Collect each line of the records containing the string "title".

|---|

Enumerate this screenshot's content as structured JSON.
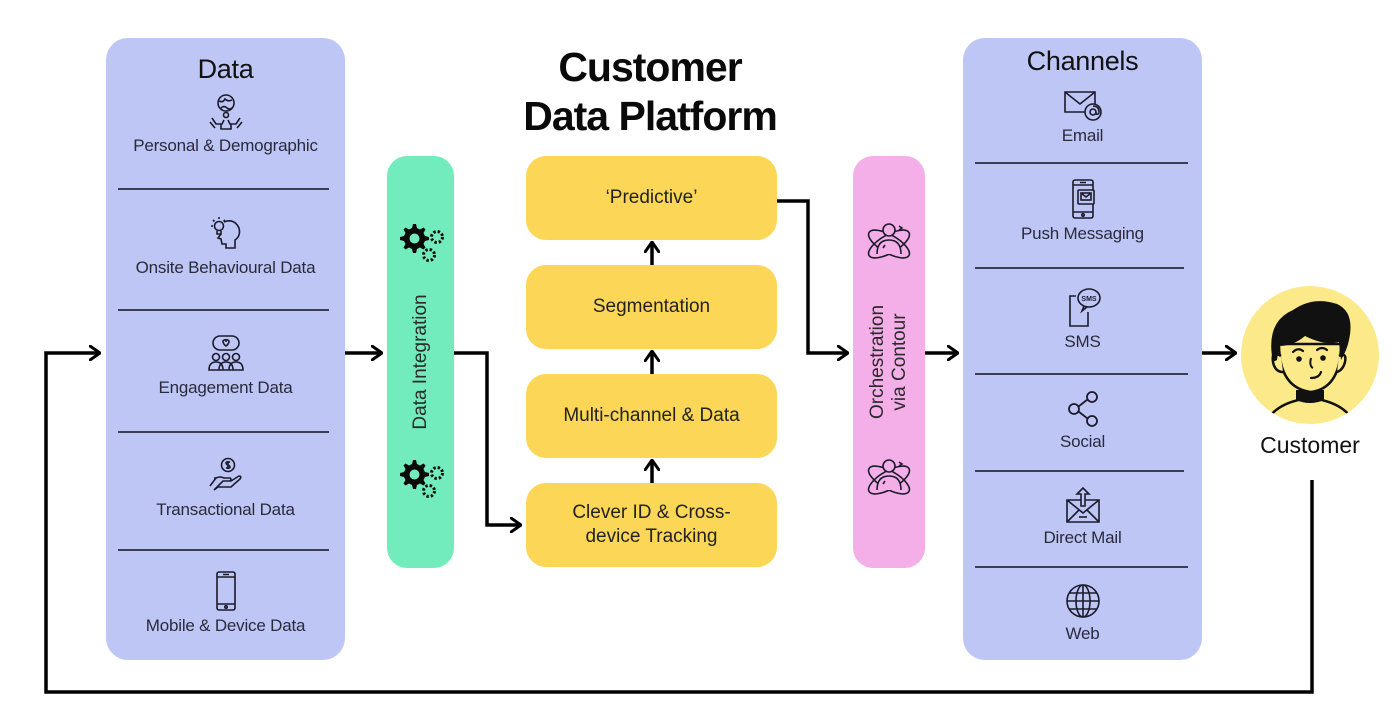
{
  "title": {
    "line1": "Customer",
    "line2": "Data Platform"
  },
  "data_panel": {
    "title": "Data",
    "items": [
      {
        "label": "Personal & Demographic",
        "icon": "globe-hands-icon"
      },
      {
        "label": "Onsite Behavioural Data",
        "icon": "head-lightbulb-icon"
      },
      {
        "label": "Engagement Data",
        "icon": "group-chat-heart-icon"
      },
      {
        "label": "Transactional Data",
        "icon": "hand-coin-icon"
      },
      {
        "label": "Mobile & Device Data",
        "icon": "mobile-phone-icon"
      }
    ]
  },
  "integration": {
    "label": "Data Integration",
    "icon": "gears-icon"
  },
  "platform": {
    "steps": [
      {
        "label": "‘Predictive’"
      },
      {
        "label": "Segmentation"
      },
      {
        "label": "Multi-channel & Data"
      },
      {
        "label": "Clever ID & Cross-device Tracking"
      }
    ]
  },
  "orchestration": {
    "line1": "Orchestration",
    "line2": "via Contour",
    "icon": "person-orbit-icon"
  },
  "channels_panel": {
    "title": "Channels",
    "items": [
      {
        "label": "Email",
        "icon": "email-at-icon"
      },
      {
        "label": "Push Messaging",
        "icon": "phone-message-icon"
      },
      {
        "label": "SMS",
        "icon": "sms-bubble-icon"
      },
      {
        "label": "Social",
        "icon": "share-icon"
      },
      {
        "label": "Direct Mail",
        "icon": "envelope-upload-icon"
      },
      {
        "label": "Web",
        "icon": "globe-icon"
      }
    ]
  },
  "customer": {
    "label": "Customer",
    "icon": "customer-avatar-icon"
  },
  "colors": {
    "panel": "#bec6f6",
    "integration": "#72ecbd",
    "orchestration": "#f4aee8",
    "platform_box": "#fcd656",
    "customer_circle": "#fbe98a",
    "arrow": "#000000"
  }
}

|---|

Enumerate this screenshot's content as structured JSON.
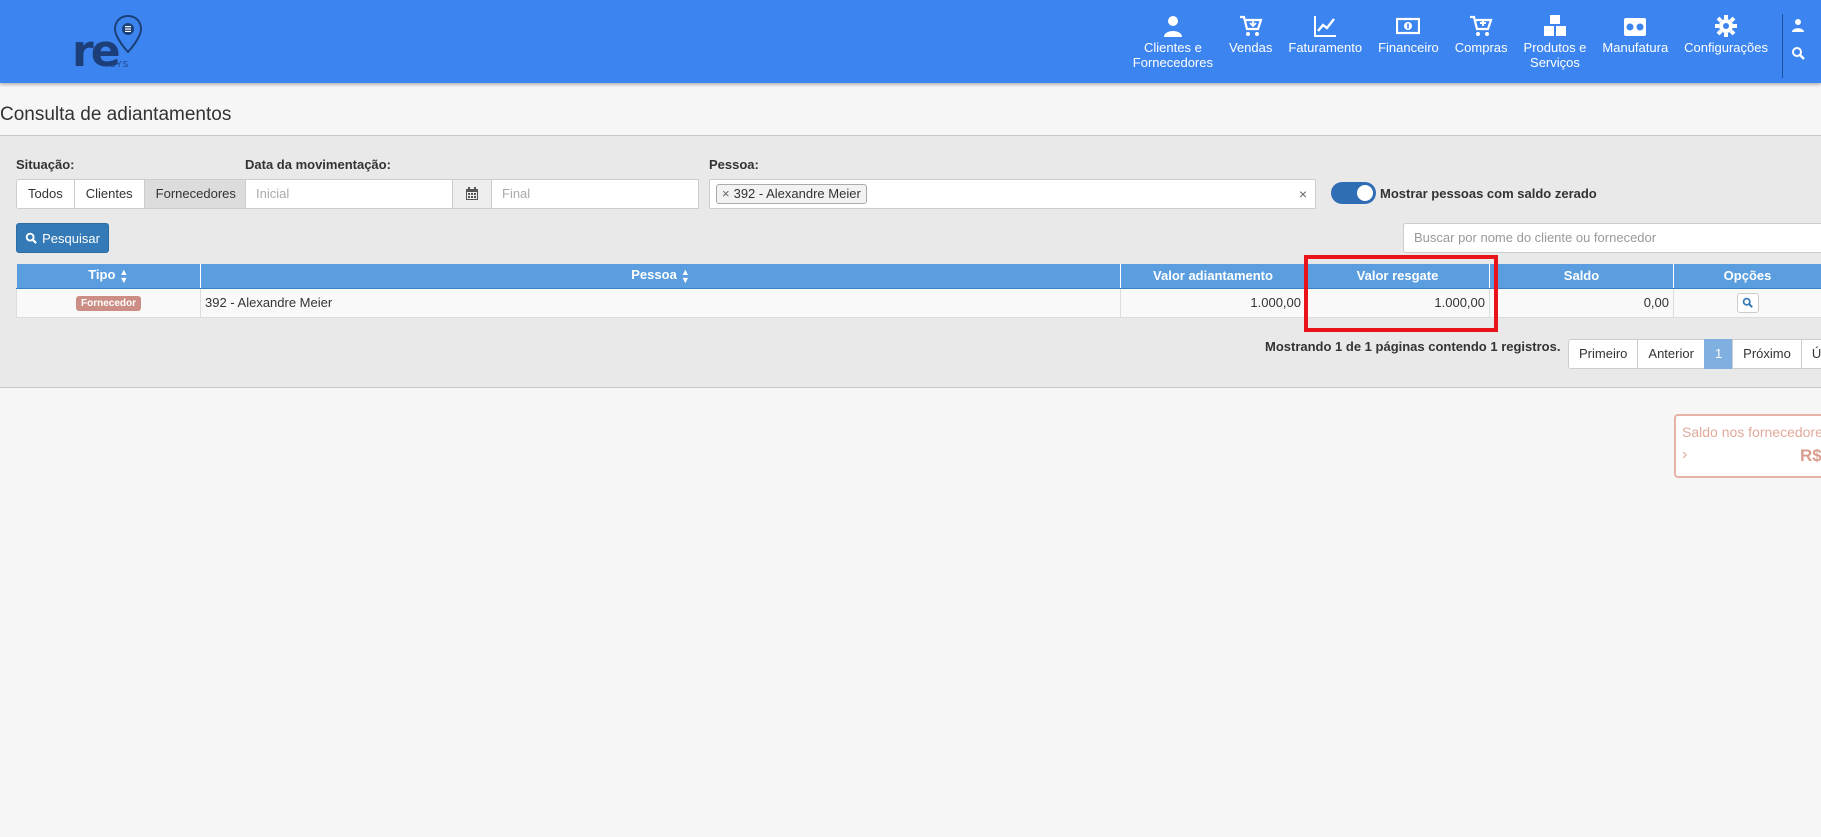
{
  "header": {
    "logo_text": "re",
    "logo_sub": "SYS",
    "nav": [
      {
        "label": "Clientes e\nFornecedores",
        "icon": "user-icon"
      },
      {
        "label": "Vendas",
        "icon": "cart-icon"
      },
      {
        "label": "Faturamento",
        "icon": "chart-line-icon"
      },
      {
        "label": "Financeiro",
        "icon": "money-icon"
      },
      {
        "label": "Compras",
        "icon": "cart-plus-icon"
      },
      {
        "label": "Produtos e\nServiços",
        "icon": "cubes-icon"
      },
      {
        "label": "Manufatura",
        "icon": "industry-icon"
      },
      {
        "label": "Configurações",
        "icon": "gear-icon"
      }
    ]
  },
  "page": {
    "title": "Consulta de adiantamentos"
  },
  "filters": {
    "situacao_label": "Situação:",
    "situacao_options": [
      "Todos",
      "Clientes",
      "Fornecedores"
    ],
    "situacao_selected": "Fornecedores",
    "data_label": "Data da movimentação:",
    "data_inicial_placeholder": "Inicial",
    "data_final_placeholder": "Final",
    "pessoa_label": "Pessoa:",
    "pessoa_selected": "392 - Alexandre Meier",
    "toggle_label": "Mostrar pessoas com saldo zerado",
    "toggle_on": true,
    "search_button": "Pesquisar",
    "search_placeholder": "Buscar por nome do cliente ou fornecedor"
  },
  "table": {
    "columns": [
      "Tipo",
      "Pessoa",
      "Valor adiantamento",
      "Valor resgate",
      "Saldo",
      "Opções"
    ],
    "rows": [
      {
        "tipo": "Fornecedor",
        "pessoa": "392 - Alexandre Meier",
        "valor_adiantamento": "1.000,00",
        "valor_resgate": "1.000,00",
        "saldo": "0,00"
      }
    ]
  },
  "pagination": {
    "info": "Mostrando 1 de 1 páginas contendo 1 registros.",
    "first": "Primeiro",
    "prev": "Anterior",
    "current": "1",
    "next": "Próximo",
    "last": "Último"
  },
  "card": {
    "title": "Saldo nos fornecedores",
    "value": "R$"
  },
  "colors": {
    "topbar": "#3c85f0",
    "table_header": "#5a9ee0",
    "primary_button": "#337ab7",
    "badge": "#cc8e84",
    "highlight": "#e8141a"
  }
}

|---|

▶ **EXERCISE RESULT**:
  "title": {
    "title": "Data",
    "title": "Channels",
    "title": "Consulta de adiantamentos"
    "title": "Saldo nos fornecedores",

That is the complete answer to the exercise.